Laryngoscopy begins by inserting the laryngoscope midline instead of the traditional right sided approach. Using the right sided approach and performing a tongue sweep results in longer intubation time because it doesn’t create enough peri-epiglottic space to deliver the ET Tube. Approaching from the midline allows you to easily identify the first structure during progressive laryngoscopy, the uvula. The uvula is the directional sign of the airway, it points you to the epiglottis which is the second structure to find. Progressing to the epiglottis involves taking incremental steps to push the tongue out of the way. Finding the epiglottis prevents the intubator from placing the laryngoscope too deep. Take the laryngoscope and place it anterior to the epiglottis into the third structure, the vallecula. Seating the laryngoscope into the vallecula allows your to indirectly lift the epiglottis via the hyoepiglottic ligament.

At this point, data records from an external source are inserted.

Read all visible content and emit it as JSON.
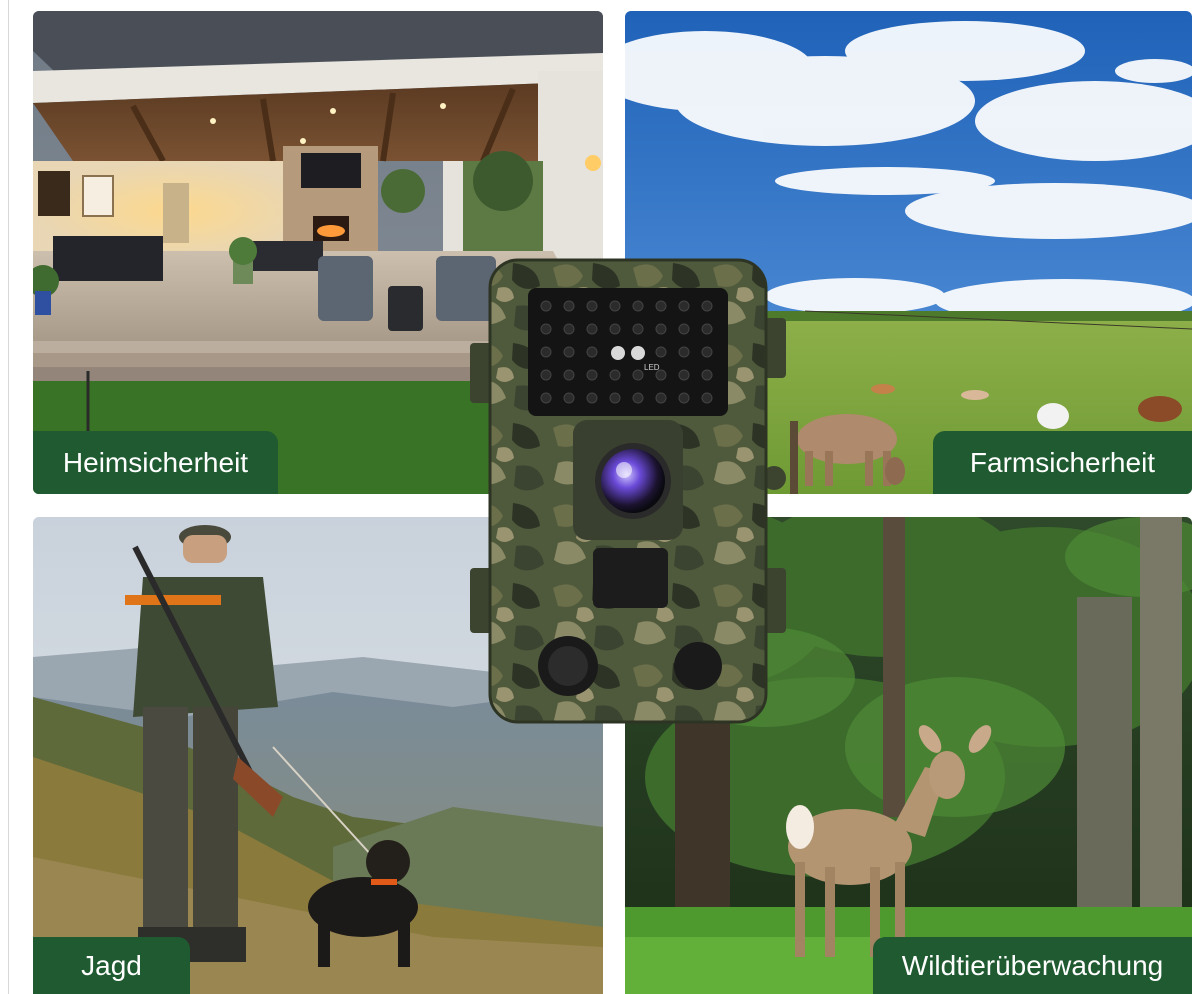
{
  "labels": {
    "home": "Heimsicherheit",
    "farm": "Farmsicherheit",
    "hunting": "Jagd",
    "wildlife": "Wildtierüberwachung"
  },
  "camera_badge": "LED",
  "colors": {
    "label_background": "#1f5a30",
    "label_text": "#ffffff",
    "camouflage_base": "#4f5a3c"
  },
  "icons": {
    "home": "house-patio-photo",
    "farm": "cattle-pasture-photo",
    "hunting": "hunter-with-dog-photo",
    "wildlife": "deer-in-forest-photo",
    "product": "trail-camera-photo"
  }
}
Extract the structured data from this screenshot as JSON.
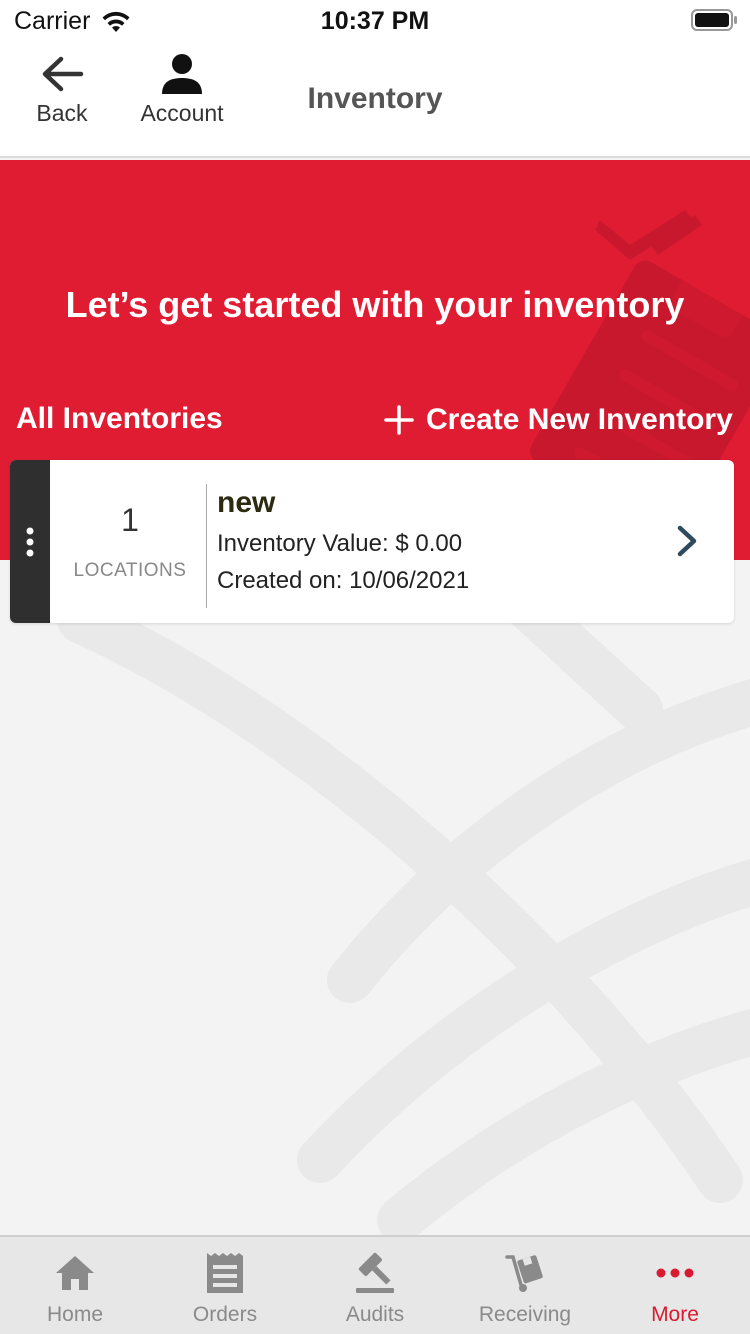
{
  "status_bar": {
    "carrier": "Carrier",
    "time": "10:37 PM"
  },
  "nav": {
    "back_label": "Back",
    "account_label": "Account",
    "title": "Inventory"
  },
  "hero": {
    "headline": "Let’s get started with your inventory",
    "all_inventories_label": "All Inventories",
    "create_label": "Create New Inventory"
  },
  "inventories": [
    {
      "location_count": "1",
      "locations_label": "LOCATIONS",
      "name": "new",
      "value_text": "Inventory Value: $ 0.00",
      "created_text": "Created on: 10/06/2021"
    }
  ],
  "tabs": [
    {
      "label": "Home",
      "icon": "home-icon",
      "active": false
    },
    {
      "label": "Orders",
      "icon": "receipt-icon",
      "active": false
    },
    {
      "label": "Audits",
      "icon": "gavel-icon",
      "active": false
    },
    {
      "label": "Receiving",
      "icon": "hand-truck-icon",
      "active": false
    },
    {
      "label": "More",
      "icon": "more-dots-icon",
      "active": true
    }
  ],
  "colors": {
    "brand_red": "#e01c33",
    "active_tab": "#d81b31",
    "inactive_tab": "#8a8a8a",
    "card_handle": "#2f2f2f"
  }
}
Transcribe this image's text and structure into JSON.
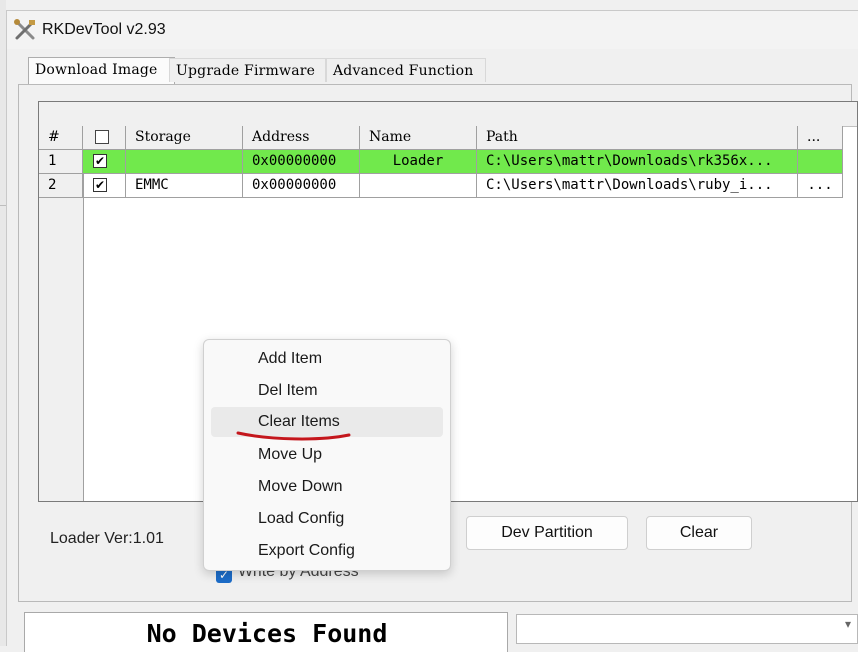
{
  "window": {
    "title": "RKDevTool v2.93"
  },
  "tabs": [
    "Download Image",
    "Upgrade Firmware",
    "Advanced Function"
  ],
  "table": {
    "headers": [
      "#",
      "Storage",
      "Address",
      "Name",
      "Path",
      "..."
    ],
    "rows": [
      {
        "index": "1",
        "checked": true,
        "storage": "",
        "address": "0x00000000",
        "name": "Loader",
        "path": "C:\\Users\\mattr\\Downloads\\rk356x...",
        "browse": "",
        "highlight": true
      },
      {
        "index": "2",
        "checked": true,
        "storage": "EMMC",
        "address": "0x00000000",
        "name": "",
        "path": "C:\\Users\\mattr\\Downloads\\ruby_i...",
        "browse": "...",
        "highlight": false
      }
    ]
  },
  "loader_version": "Loader Ver:1.01",
  "buttons": {
    "dev_partition": "Dev Partition",
    "clear": "Clear"
  },
  "write_by_address": {
    "label": "Write by Address",
    "checked": true
  },
  "status": "No Devices Found",
  "context_menu": {
    "items": [
      "Add Item",
      "Del Item",
      "Clear Items",
      "Move Up",
      "Move Down",
      "Load Config",
      "Export Config"
    ],
    "hovered": "Clear Items"
  },
  "colors": {
    "row_highlight": "#71e94c",
    "annotation_underline": "#c4161c",
    "checkbox_accent": "#1c6cc8"
  },
  "icons": {
    "app": "crossed-tools-icon",
    "checkbox": "check-icon",
    "dropdown": "chevron-down-icon"
  }
}
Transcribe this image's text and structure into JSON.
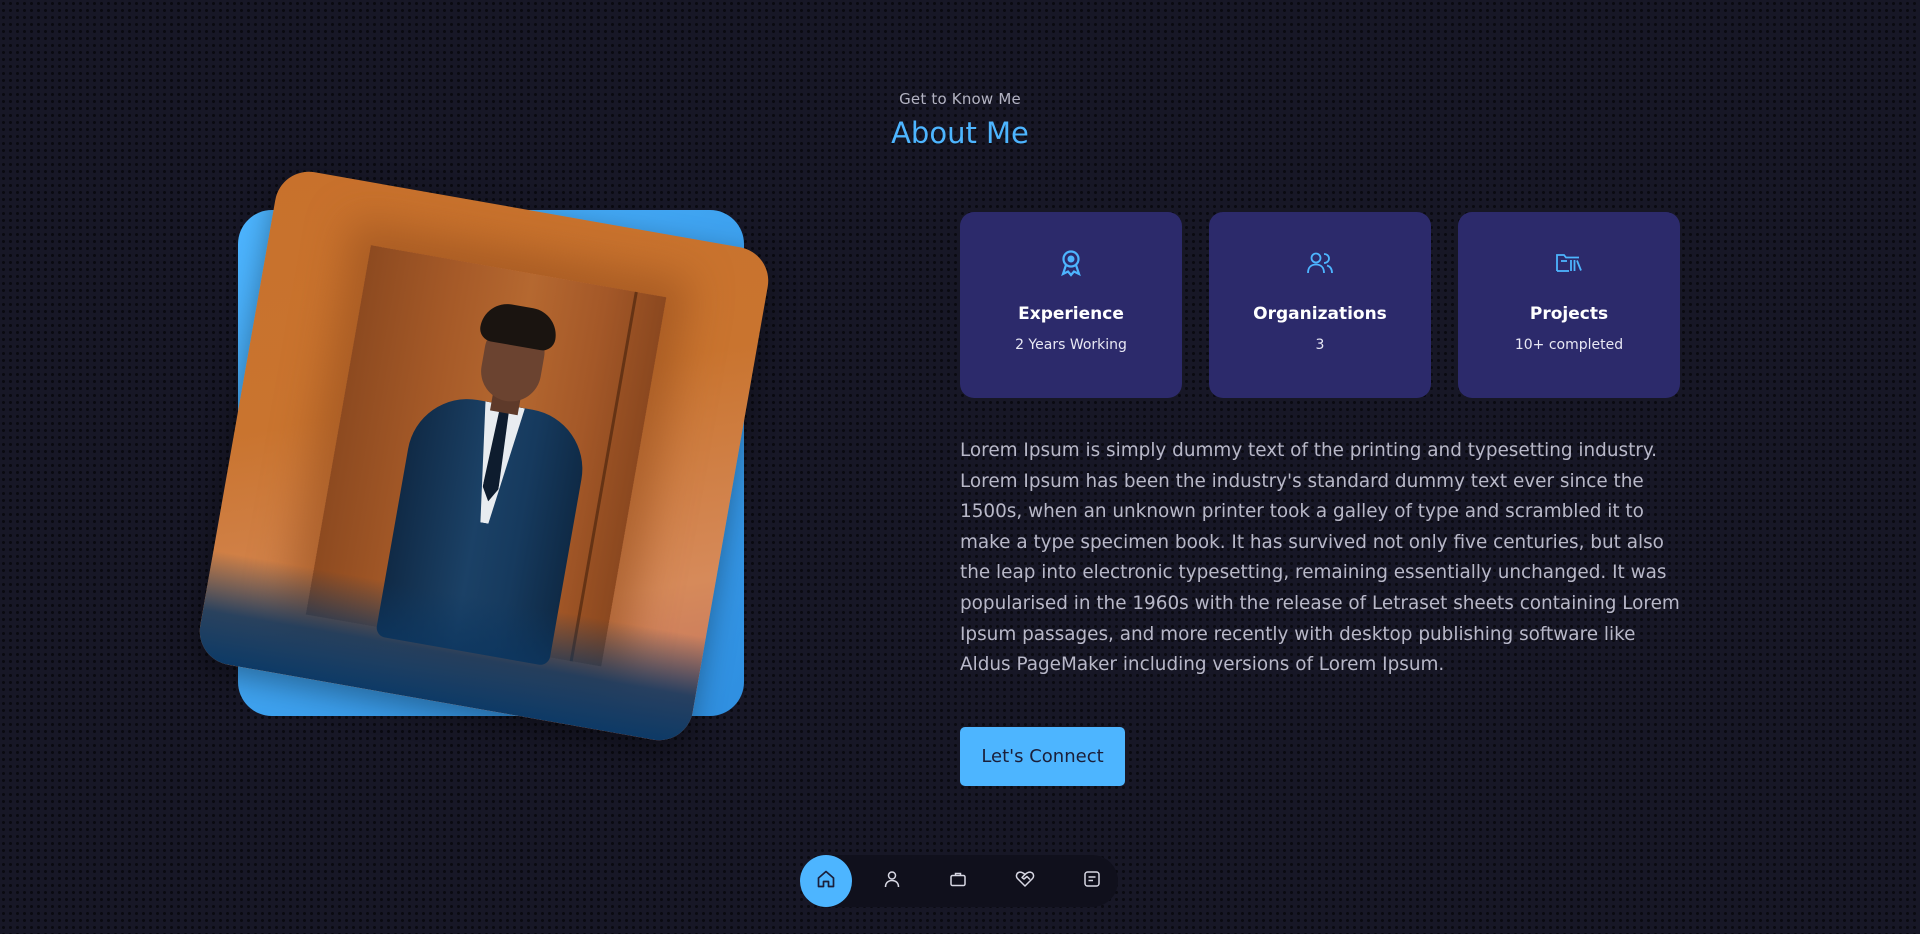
{
  "header": {
    "subtitle": "Get to Know Me",
    "title": "About Me"
  },
  "cards": [
    {
      "icon": "award-icon",
      "label": "Experience",
      "value": "2 Years Working"
    },
    {
      "icon": "users-icon",
      "label": "Organizations",
      "value": "3"
    },
    {
      "icon": "folder-icon",
      "label": "Projects",
      "value": "10+ completed"
    }
  ],
  "description": "Lorem Ipsum is simply dummy text of the printing and typesetting industry. Lorem Ipsum has been the industry's standard dummy text ever since the 1500s, when an unknown printer took a galley of type and scrambled it to make a type specimen book. It has survived not only five centuries, but also the leap into electronic typesetting, remaining essentially unchanged. It was popularised in the 1960s with the release of Letraset sheets containing Lorem Ipsum passages, and more recently with desktop publishing software like Aldus PageMaker including versions of Lorem Ipsum.",
  "cta": {
    "label": "Let's Connect"
  },
  "nav": {
    "items": [
      {
        "icon": "home-icon",
        "active": true
      },
      {
        "icon": "user-icon",
        "active": false
      },
      {
        "icon": "briefcase-icon",
        "active": false
      },
      {
        "icon": "handshake-icon",
        "active": false
      },
      {
        "icon": "message-icon",
        "active": false
      }
    ]
  },
  "colors": {
    "background": "#171726",
    "accent": "#4db5ff",
    "card": "#2c2a6b",
    "nav_bg": "#10101c"
  }
}
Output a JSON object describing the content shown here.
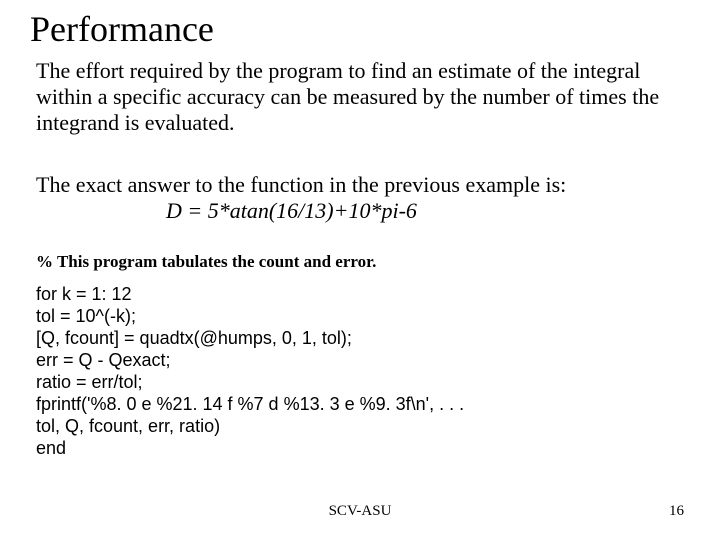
{
  "title": "Performance",
  "para1": "The effort required by the program to find an estimate of the integral within a specific accuracy can be measured by the number of times the integrand is evaluated.",
  "para2_line1": "The exact answer to the function in the previous example is:",
  "formula": "D = 5*atan(16/13)+10*pi-6",
  "comment": "% This program tabulates the count and error.",
  "code": "for k = 1: 12\ntol = 10^(-k);\n[Q, fcount] = quadtx(@humps, 0, 1, tol);\nerr = Q - Qexact;\nratio = err/tol;\nfprintf('%8. 0 e %21. 14 f %7 d %13. 3 e %9. 3f\\n', . . .\ntol, Q, fcount, err, ratio)\nend",
  "footer_center": "SCV-ASU",
  "footer_right": "16"
}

Becoming a master resuscitationist requires that you are intentional; especially when approaching the airway. Know how to use your laryngoscope appropriately, break it through practice, and use progressive laryngoscope to get The View.
-Adam LaChappelle (@vamedic on Twitter)
The master of disaster looking to practice good medicine in austere environments
Green-Hopkins, I., Werner, H., Monuteaux, M. C., & Nagler, J. (2015). Using Video-recorded Laryngoscopy to Evaluate Laryngoscopic Blade Approach and Adverse Events in Children. Academic Emergency Medicine: Official Journal of the Society for Academic Emergency Medicine, 22(11), 1283–1289. https://doi.org/10.1111/acem.12799
Jarvis, J. L., McClure, S. F., & Johns, D. (2015). EMS Intubation Improves with King Vision Video Laryngoscopy. Prehospital Emergency Care: Official Journal of the National Association of EMS Physicians and the National Association of State EMS Directors, 19(4), 482–489. https://doi.org/10.3109/10903127.2015.1005259
Nickson, C. (2019, March 22). Direct Laryngoscopy. Retrieved August 23, 2019, from Life in the Fast Lane • LITFL • Medical Blog website: https://litfl.com/direct-laryngoscopy/
Weingard, S. (2012, April 1). Airway Management with Rich Levitan. Retrieved August 23, 2019, from EmCrit Blog website: https://emcrit.org/emcrit/rich-levitan-airway-lecture/